Foreclosure defenders, whether non-lawyer free-lance self-appointed gurus like Jean Keating, or the attorneys who pay for glitzy ads, border on committing legal malpractice, in my non-lawyer opinion. They merely take the foreclosure victim’s money (which the victim should have paid to the lender/servicer) and drag out the foreclosure while running up legal fees, interest, and related costs which the foreclosure victim will have to pay ultimately. Meanwhile, the foreclosure defender does not bother examining the mortgage and underlying documents and circumstances for evidence showing the lender or lender agents cheated the client. And therein lies the malpractice. Someone goes to a lawyer saying “BOA accused me of breach of contract and wants to foreclose.” What should the lawyer do? Examine the note, mortgage, loan application, appraisal, and every single paper associated with that deal so as to build a case for the client against the lender.
Instead, the pretender defender only looks at flaws in the FORECLOSURE, not in the mortgage. But the defender knows well that disputing foreclosure flaws only delays the inevitable, and the foreclosure always goes through, and the client always loses the house. Meanwhile, the pretender defender pockets $10,000 to $30,000 while the foreclosure slogs its way to completion. No foreclosure pretender-defender ever got the client’s house free and clear. Well, it has happened, but only with extreme rarity.
Why a Competent Mortgage Fraud Examination Makes PROFOUND Sense
In many if not most cases, the victim should get the mortgage examined for torts, breaches, and legal errors (including mortgage broker fraud and appraisal fraud), and then hammer the lender for a cash award or house free and clear in a lawsuit or settlement. Failing the discovery of causes of action, the victim should negotiate a keys for cash deal, deed in lieu of foreclosure, or short sale, and RUN from the overvalued house. Why? Because most houses have collapsed to an “under water” value lower than the loan balance. The homeowner’s investment has gone bad and the homeowner with good sense will abandon it if the lender won’t forgive the debt.
Securitization Audits: WORTHLESS for Foreclosure Defense – Get a Mortgage Exam Instead.
If you have a mortgage, whether or not you face foreclosure, CALL OR WRITE ME for guidance as to HOW to get the examination done. And for GOD’s sake, DON’T waste your precious money on a securitization audit.
|WARNING: No, I’m not a lawyer, don’t have a law license, don’t practice law, don’t give legal advice. I’m just a student and commentator. Consult a competent attorney on any questions of law. Be sure to demand a competence guarantee, and strict accounting of all charges, fees, and work done. Pay money on account only against services, NOT for a retainer of any kind. Consider everything I have written above as an academic exercise, and not advice for you or anyone else.|
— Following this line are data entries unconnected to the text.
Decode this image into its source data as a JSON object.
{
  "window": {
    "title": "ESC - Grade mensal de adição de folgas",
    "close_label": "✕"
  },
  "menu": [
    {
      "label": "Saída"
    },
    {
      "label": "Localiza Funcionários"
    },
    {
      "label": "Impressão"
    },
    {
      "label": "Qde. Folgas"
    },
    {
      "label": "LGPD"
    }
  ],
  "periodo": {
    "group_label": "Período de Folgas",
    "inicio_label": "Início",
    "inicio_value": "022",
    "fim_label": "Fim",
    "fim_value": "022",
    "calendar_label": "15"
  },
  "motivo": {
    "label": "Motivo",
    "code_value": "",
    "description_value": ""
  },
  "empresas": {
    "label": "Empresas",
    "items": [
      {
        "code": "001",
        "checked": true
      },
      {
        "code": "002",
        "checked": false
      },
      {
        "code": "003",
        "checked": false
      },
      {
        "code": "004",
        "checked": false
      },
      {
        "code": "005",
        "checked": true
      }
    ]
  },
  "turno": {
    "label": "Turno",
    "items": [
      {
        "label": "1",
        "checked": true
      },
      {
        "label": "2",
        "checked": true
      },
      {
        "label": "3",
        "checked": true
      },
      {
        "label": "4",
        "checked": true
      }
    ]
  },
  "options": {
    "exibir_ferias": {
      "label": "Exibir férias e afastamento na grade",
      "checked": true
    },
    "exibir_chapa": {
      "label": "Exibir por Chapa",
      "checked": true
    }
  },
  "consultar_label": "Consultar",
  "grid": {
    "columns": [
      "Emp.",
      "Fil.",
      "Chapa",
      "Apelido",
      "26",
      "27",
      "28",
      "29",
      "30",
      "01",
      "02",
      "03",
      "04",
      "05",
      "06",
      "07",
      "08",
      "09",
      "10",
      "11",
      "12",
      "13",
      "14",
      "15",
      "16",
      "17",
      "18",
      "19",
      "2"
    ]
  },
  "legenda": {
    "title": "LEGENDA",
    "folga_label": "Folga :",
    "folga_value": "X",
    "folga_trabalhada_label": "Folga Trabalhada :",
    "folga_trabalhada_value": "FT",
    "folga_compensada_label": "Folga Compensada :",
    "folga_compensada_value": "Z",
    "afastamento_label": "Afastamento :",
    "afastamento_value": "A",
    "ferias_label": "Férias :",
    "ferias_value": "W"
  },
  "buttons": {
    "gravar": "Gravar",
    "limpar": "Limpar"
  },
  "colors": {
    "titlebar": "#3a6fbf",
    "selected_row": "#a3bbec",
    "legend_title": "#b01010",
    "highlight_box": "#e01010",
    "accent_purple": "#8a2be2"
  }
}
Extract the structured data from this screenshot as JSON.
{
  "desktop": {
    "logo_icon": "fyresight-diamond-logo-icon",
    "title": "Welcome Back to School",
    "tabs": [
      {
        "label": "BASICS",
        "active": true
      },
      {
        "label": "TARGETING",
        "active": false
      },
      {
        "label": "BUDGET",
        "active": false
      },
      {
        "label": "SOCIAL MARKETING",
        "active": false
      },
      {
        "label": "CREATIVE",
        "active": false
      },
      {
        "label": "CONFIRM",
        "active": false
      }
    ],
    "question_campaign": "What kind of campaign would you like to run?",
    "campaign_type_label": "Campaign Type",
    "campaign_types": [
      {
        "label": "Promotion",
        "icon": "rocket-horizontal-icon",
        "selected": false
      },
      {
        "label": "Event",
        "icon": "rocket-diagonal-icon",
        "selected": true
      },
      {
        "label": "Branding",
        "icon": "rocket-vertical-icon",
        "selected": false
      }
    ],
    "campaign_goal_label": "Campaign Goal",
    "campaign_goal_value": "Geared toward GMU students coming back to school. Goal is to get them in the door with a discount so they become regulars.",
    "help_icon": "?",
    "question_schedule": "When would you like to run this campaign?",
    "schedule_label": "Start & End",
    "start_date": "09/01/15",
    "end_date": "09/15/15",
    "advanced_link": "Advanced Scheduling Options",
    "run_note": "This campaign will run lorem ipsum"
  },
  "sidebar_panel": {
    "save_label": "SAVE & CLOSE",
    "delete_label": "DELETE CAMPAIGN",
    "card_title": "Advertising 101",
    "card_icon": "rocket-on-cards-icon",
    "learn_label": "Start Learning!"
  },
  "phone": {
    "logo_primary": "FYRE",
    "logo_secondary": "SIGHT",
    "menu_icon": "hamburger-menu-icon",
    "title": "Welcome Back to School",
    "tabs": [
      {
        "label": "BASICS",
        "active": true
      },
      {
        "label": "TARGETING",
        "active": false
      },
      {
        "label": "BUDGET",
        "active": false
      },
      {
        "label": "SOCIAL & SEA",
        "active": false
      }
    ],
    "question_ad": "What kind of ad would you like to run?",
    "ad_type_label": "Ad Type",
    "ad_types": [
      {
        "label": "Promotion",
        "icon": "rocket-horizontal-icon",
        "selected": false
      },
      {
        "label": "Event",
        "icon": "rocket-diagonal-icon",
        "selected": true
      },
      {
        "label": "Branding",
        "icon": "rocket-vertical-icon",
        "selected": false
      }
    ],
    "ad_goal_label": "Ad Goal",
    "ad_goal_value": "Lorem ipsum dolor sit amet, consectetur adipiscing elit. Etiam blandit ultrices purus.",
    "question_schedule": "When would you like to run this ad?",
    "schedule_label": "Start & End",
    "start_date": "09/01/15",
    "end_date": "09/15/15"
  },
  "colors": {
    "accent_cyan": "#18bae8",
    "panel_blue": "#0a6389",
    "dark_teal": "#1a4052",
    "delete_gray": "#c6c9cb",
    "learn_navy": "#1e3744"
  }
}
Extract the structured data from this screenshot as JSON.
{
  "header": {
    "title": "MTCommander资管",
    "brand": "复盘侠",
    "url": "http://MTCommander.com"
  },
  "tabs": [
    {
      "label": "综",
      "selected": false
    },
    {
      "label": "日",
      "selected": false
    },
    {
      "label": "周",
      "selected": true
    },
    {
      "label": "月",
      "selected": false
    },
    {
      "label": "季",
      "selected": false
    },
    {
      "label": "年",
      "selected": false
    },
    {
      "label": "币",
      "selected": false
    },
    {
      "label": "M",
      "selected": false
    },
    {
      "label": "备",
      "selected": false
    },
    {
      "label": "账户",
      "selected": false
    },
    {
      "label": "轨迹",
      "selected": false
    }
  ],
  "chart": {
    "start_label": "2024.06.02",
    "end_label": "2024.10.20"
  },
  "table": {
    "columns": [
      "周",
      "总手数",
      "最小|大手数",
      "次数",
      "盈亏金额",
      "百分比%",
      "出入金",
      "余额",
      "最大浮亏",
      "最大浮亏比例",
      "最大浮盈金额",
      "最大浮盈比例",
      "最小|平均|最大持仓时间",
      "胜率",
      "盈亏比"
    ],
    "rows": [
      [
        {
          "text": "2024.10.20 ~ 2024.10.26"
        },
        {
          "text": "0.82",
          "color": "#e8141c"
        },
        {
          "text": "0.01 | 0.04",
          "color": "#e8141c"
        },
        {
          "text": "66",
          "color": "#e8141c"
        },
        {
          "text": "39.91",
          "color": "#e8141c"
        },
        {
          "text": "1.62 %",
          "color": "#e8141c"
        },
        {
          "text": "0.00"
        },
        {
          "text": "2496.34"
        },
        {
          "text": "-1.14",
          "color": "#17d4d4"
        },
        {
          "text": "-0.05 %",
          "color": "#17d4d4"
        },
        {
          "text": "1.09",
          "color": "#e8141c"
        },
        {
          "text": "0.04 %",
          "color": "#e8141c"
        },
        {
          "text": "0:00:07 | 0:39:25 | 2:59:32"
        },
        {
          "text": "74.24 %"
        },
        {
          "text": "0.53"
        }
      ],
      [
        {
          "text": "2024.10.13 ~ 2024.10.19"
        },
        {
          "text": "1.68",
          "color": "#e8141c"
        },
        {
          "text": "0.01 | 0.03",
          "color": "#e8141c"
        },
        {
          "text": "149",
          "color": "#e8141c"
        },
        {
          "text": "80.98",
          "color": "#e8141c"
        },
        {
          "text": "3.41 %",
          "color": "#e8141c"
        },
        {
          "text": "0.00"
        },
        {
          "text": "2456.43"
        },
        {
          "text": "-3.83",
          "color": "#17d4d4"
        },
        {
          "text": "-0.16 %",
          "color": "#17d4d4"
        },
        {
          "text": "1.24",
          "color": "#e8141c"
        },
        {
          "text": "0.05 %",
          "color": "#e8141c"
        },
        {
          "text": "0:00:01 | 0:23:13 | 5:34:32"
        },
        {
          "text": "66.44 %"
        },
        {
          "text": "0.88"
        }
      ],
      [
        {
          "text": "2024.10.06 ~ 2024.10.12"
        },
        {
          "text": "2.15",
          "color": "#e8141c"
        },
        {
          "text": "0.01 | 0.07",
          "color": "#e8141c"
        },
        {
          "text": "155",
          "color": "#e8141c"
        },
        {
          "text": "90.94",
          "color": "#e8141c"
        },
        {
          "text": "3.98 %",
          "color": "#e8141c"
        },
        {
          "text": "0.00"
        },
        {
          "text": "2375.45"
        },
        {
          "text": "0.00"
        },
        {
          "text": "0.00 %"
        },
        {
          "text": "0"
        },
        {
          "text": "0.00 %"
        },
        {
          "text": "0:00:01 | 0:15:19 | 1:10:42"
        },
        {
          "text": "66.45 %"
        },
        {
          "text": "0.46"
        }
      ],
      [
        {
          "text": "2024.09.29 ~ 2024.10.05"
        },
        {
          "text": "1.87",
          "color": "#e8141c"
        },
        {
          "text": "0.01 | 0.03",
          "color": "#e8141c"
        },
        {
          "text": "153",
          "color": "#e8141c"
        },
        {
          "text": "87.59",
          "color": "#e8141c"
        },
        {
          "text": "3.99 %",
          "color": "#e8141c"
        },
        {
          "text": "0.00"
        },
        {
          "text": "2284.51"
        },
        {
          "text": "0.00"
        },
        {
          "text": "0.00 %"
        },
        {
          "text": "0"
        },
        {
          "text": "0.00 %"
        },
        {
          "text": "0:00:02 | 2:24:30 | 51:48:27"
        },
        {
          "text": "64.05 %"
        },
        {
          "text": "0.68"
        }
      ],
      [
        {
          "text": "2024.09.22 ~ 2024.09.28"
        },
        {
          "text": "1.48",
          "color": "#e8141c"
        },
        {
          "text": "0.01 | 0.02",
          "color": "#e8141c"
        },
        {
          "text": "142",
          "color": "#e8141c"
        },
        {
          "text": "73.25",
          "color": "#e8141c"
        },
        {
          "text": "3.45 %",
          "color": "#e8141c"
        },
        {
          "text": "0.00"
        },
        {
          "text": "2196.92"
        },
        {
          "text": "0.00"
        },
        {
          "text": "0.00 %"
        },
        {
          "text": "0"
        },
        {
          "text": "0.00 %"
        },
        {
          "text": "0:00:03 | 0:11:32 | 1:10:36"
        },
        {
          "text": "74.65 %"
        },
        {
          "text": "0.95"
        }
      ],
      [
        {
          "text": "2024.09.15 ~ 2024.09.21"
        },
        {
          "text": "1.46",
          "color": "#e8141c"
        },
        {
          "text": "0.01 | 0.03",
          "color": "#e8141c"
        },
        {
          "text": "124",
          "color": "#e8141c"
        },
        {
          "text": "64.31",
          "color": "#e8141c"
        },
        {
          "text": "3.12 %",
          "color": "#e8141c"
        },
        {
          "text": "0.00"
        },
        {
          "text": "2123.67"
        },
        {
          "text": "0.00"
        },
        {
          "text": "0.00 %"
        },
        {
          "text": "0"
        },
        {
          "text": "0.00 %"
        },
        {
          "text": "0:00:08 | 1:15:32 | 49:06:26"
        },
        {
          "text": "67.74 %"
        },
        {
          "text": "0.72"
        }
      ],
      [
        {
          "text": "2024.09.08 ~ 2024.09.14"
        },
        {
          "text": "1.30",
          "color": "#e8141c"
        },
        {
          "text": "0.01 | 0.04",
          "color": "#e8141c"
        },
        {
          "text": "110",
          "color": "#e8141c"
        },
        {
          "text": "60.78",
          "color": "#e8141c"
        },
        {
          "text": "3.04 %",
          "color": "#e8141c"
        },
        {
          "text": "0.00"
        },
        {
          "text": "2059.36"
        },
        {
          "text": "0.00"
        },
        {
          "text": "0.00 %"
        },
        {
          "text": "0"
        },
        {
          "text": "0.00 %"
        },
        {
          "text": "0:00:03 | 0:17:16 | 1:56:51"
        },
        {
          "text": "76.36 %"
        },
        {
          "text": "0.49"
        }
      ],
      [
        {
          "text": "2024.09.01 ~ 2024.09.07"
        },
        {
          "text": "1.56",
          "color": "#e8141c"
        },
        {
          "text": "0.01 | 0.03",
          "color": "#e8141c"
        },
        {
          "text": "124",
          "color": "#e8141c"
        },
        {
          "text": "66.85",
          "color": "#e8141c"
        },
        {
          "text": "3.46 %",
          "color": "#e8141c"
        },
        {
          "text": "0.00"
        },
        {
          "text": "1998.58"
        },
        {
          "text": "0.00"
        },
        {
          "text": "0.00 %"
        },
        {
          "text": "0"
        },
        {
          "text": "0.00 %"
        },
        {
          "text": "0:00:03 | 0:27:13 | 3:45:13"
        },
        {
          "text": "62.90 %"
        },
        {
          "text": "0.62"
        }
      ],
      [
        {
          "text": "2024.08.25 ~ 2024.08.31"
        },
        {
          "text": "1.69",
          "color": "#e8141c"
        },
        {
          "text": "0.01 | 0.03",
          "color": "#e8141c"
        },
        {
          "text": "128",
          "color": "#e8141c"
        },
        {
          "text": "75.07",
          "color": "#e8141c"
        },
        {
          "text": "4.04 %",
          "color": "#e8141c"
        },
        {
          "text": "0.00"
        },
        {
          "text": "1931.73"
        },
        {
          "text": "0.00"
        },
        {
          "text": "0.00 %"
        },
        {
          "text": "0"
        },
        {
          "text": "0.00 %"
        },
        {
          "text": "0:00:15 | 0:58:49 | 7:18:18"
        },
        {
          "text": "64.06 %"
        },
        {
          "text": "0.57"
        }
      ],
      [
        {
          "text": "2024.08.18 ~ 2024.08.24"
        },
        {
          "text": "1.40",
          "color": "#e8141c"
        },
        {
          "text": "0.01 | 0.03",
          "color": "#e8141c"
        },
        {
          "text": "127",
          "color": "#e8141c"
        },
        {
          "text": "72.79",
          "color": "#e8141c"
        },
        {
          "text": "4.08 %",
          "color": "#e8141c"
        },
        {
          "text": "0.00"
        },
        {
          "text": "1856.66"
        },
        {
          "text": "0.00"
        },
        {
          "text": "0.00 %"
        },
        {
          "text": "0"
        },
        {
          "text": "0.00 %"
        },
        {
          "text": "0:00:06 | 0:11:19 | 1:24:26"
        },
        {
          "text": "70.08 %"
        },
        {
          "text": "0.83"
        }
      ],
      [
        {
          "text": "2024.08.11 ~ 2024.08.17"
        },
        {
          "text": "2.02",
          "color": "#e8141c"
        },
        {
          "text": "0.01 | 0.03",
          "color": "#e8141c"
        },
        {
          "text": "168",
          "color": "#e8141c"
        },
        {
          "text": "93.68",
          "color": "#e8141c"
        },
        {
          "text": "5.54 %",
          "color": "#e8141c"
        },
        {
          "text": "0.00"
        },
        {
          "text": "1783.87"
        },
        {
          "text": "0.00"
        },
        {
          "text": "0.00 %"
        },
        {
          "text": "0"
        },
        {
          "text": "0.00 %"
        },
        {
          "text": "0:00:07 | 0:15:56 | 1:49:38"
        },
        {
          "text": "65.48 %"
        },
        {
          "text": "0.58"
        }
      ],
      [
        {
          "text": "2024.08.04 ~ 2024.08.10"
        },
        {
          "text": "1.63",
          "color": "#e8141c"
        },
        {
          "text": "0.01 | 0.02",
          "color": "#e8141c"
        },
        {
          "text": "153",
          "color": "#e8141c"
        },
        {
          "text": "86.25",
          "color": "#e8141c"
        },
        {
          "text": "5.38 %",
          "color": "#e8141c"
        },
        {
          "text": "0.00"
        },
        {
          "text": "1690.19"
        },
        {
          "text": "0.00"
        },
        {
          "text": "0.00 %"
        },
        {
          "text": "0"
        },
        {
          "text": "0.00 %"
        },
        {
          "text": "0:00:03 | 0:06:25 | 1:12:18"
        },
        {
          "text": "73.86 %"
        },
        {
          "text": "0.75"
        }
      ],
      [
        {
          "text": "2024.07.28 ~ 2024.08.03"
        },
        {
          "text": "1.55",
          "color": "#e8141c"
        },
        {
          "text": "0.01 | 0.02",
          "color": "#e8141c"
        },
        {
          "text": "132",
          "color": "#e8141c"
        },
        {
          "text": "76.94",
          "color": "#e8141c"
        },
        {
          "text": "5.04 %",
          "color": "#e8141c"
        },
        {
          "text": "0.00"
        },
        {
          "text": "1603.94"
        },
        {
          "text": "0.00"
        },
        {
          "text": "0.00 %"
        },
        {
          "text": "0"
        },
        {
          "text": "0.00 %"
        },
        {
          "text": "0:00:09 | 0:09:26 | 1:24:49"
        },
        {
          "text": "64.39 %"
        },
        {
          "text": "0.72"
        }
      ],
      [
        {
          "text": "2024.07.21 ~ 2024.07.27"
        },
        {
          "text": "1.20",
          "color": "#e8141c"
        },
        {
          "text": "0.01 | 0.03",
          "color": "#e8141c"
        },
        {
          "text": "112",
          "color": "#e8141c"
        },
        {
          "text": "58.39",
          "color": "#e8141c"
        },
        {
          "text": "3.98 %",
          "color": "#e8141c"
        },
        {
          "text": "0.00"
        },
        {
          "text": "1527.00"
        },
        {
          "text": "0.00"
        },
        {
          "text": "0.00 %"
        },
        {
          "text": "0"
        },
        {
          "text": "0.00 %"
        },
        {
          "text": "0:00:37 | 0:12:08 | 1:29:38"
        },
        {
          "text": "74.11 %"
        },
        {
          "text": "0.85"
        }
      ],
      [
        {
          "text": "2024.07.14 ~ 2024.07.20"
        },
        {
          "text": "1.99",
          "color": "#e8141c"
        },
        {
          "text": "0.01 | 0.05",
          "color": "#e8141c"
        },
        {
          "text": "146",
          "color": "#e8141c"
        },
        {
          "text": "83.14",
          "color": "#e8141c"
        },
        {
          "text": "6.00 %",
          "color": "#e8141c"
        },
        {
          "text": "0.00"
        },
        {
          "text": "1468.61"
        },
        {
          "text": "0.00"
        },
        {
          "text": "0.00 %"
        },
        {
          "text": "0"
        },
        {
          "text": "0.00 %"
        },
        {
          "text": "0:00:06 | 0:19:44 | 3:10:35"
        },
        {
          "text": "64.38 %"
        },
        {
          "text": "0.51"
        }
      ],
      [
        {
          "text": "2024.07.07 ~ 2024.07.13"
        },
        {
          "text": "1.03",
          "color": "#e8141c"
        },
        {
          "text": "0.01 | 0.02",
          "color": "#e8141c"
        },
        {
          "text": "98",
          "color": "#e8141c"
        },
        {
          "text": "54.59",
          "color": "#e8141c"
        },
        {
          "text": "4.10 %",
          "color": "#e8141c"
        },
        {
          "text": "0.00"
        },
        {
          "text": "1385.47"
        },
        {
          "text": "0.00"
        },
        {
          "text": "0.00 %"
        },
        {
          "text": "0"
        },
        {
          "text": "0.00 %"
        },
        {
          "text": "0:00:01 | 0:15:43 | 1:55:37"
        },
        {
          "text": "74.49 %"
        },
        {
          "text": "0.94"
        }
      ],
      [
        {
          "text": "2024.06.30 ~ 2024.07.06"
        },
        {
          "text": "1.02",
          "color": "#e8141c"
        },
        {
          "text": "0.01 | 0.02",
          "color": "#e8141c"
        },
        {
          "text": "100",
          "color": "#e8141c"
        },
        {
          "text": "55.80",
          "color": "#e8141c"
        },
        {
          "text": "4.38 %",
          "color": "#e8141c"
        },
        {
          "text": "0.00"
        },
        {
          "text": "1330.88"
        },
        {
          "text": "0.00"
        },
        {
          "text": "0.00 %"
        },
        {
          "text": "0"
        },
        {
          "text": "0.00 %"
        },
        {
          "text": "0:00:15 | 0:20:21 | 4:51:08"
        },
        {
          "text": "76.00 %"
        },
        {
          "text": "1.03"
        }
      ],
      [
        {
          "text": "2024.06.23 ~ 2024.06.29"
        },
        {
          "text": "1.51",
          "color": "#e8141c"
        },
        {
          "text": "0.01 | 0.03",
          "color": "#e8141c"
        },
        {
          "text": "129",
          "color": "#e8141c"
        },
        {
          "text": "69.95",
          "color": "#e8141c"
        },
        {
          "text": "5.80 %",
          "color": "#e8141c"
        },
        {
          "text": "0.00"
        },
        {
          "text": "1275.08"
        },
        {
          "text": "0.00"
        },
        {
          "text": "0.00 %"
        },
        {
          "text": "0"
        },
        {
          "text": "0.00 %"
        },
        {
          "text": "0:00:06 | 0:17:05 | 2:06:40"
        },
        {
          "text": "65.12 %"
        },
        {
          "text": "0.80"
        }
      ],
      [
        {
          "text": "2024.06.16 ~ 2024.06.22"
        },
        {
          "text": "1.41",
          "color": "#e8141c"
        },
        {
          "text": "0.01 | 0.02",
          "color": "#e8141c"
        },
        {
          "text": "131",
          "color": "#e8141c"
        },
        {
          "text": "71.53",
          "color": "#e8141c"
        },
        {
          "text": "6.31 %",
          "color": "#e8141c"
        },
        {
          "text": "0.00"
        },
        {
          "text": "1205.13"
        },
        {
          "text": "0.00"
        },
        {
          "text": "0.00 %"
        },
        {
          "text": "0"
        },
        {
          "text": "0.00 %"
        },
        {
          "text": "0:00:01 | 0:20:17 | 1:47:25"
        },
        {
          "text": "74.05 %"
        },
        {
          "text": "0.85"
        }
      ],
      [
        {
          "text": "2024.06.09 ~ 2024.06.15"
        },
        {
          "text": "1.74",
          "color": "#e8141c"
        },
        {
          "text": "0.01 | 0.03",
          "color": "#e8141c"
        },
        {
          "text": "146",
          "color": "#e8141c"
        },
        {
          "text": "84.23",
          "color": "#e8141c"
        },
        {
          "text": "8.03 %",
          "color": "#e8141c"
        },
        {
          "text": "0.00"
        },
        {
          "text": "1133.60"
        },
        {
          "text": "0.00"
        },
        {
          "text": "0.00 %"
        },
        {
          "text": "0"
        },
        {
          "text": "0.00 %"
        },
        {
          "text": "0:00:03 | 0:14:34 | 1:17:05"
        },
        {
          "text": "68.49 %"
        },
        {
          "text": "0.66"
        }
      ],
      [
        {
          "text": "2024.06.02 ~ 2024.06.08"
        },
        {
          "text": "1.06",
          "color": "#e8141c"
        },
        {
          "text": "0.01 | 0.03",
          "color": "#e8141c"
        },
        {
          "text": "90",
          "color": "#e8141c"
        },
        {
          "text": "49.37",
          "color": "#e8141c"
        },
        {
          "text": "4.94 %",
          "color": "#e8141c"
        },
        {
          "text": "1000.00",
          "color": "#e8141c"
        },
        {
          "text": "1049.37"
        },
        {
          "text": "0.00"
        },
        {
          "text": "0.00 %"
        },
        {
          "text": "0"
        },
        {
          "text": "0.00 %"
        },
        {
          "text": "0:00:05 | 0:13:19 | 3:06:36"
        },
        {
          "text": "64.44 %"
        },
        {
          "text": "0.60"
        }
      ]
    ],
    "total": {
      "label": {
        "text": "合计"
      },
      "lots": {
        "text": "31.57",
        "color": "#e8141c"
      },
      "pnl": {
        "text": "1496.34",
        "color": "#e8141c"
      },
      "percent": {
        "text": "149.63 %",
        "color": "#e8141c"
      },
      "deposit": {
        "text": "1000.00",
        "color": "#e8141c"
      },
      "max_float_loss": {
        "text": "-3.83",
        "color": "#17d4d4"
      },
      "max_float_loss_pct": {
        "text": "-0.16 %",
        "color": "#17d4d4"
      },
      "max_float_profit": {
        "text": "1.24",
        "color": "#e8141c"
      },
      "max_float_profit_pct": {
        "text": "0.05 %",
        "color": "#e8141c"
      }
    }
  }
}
From: warrior7 [mailto:email@example.com]
Sent: Wednesday, November 21, 2012 5:47 PM
To: Bob Hurt
Subject: Bob, I attached a transcript Al 3 AUDIOS AVAILABLE HERE ARE VERY INTERESTING REGARDING LAND PATENTS, ALLODIAL TITLES, ABSTRACTS OF TITLE, MORTGAGES ETC ETC.
On 11/21/2012 5:28 PM, Bob Hurt wrote:
I’d love to read an executive summary. I don’t have the patience to listen to them.
From: warrior7 [mailto:warrior7]
Sent: Wednesday, November 21, 2012 11:05 AM
Subject: Fwd: THE 3 AUDIOS AVAILABLE HERE ARE VERY INTERESTING REGARDING LAND PATENTS, ALLODIAL TITLES, ABSTRACTS OF TITLE, MORTGAGES ETC ETC.